**Try it**.
Please return all lines from the records below that include the string "error".

Component data from apps and pages
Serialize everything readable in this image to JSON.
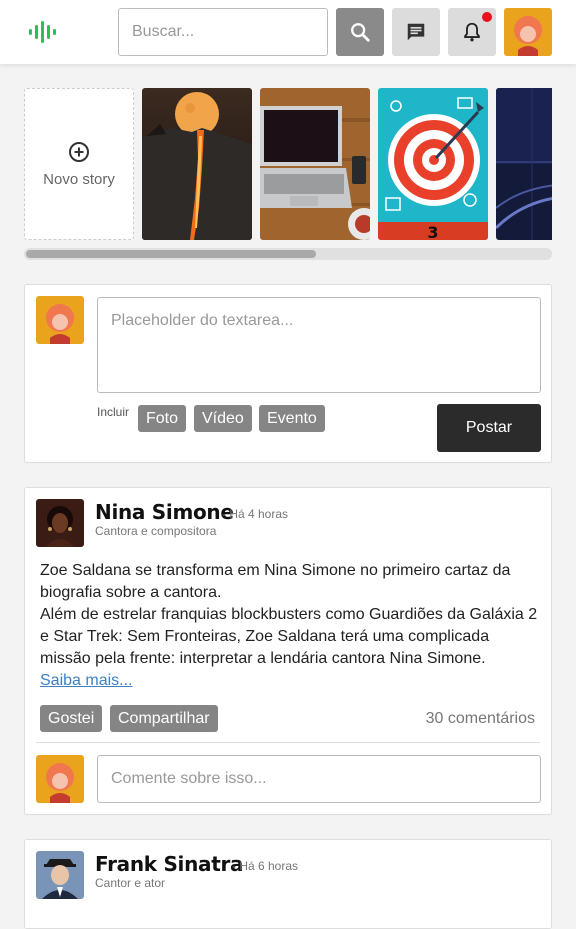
{
  "header": {
    "search_placeholder": "Buscar...",
    "icons": [
      "logo-soundwave-icon",
      "search-icon",
      "message-icon",
      "bell-icon"
    ],
    "has_notification": true
  },
  "stories": {
    "new_story_label": "Novo story",
    "items": [
      {
        "name": "story-moon-waterfall"
      },
      {
        "name": "story-laptop-desk"
      },
      {
        "name": "story-target",
        "label": "3"
      },
      {
        "name": "story-dark-abstract"
      }
    ]
  },
  "composer": {
    "placeholder": "Placeholder do textarea...",
    "include_label": "Incluir",
    "attachments": [
      "Foto",
      "Vídeo",
      "Evento"
    ],
    "post_label": "Postar"
  },
  "posts": [
    {
      "author": "Nina Simone",
      "time": "- Há 4 horas",
      "role": "Cantora e compositora",
      "body": "Zoe Saldana se transforma em Nina Simone no primeiro cartaz da biografia sobre a cantora.\nAlém de estrelar franquias blockbusters como Guardiões da Galáxia 2 e Star Trek: Sem Fronteiras, Zoe Saldana terá uma complicada missão pela frente: interpretar a lendária cantora Nina Simone.",
      "read_more": "Saiba mais...",
      "like_label": "Gostei",
      "share_label": "Compartilhar",
      "comments": "30 comentários",
      "comment_placeholder": "Comente sobre isso..."
    },
    {
      "author": "Frank Sinatra",
      "time": "- Há 6 horas",
      "role": "Cantor e ator"
    }
  ],
  "colors": {
    "accent": "#2ebd59",
    "notification": "#e8101a",
    "chip": "#858585",
    "post_button": "#2b2b2b",
    "link": "#3d80c4"
  }
}
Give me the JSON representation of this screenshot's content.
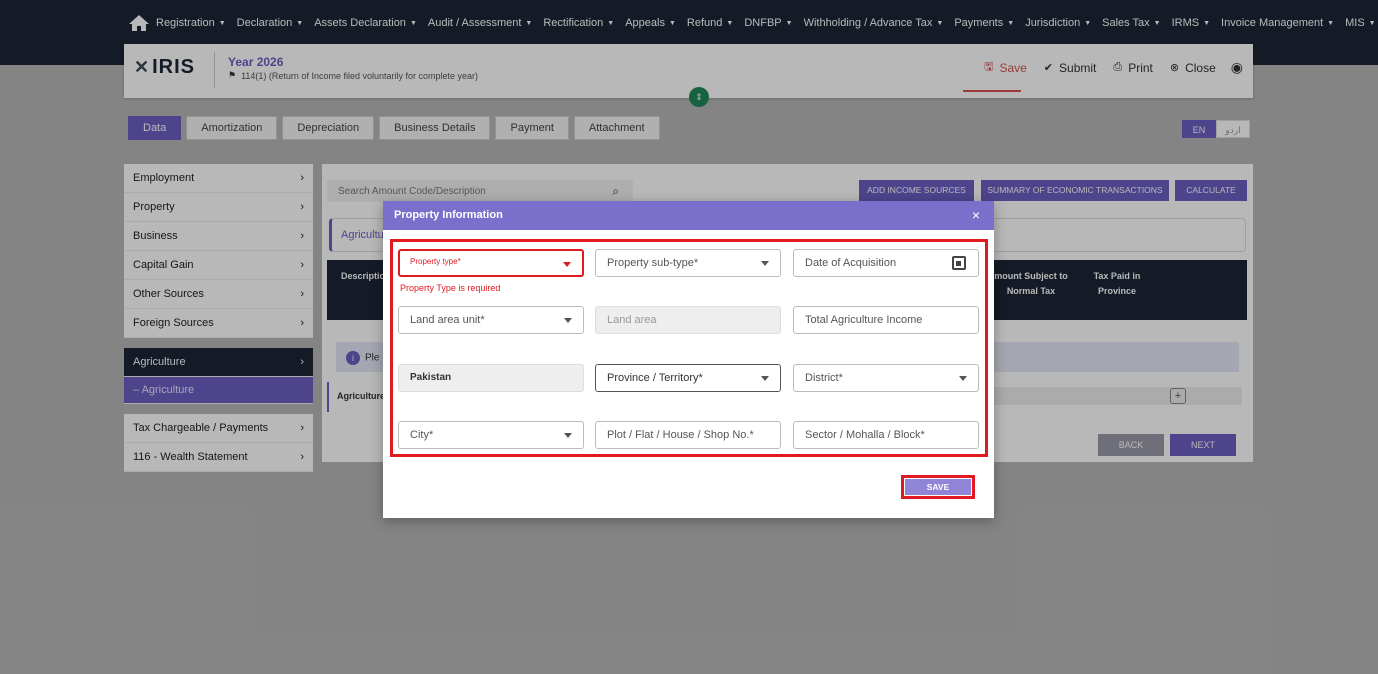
{
  "topnav": {
    "items": [
      "Registration",
      "Declaration",
      "Assets Declaration",
      "Audit / Assessment",
      "Rectification",
      "Appeals",
      "Refund",
      "DNFBP",
      "Withholding / Advance Tax",
      "Payments",
      "Jurisdiction",
      "Sales Tax",
      "IRMS",
      "Invoice Management",
      "MIS"
    ]
  },
  "header": {
    "logo": "IRIS",
    "year": "Year 2026",
    "subtitle": "114(1) (Return of Income filed voluntarily for complete year)",
    "actions": {
      "save": "Save",
      "submit": "Submit",
      "print": "Print",
      "close": "Close"
    }
  },
  "tabs": [
    "Data",
    "Amortization",
    "Depreciation",
    "Business Details",
    "Payment",
    "Attachment"
  ],
  "lang": {
    "en": "EN",
    "ur": "اردو"
  },
  "sidebar": {
    "items": [
      "Employment",
      "Property",
      "Business",
      "Capital Gain",
      "Other Sources",
      "Foreign Sources"
    ],
    "active_section": "Agriculture",
    "active_sub": "– Agriculture",
    "bottom_items": [
      "Tax Chargeable / Payments",
      "116 - Wealth Statement"
    ]
  },
  "content": {
    "search_placeholder": "Search Amount Code/Description",
    "buttons": {
      "add_income": "ADD INCOME SOURCES",
      "summary": "SUMMARY OF ECONOMIC TRANSACTIONS",
      "calculate": "CALCULATE"
    },
    "section_title": "Agricultu",
    "table_headers": {
      "description": "Descriptio",
      "amount_subject": "mount Subject to\nNormal Tax",
      "tax_paid": "Tax Paid in\nProvince"
    },
    "info_text": "Ple",
    "agri_row_label": "Agriculture",
    "back": "BACK",
    "next": "NEXT"
  },
  "modal": {
    "title": "Property Information",
    "close": "×",
    "fields": {
      "property_type": "Property type*",
      "property_subtype": "Property sub-type*",
      "date_acquisition": "Date of Acquisition",
      "land_area_unit": "Land area unit*",
      "land_area": "Land area",
      "total_agri_income": "Total Agriculture Income",
      "country": "Pakistan",
      "province": "Province / Territory*",
      "district": "District*",
      "city": "City*",
      "plot": "Plot / Flat / House / Shop No.*",
      "sector": "Sector / Mohalla / Block*"
    },
    "error": "Property Type is required",
    "save": "SAVE"
  },
  "colors": {
    "accent": "#6b5fc2",
    "nav": "#1c2635",
    "error": "#e11a22",
    "header": "#7b6fcc"
  }
}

**Solution to this exercise**.
    "error": "Property Type is required",
    "error": "#e11a22",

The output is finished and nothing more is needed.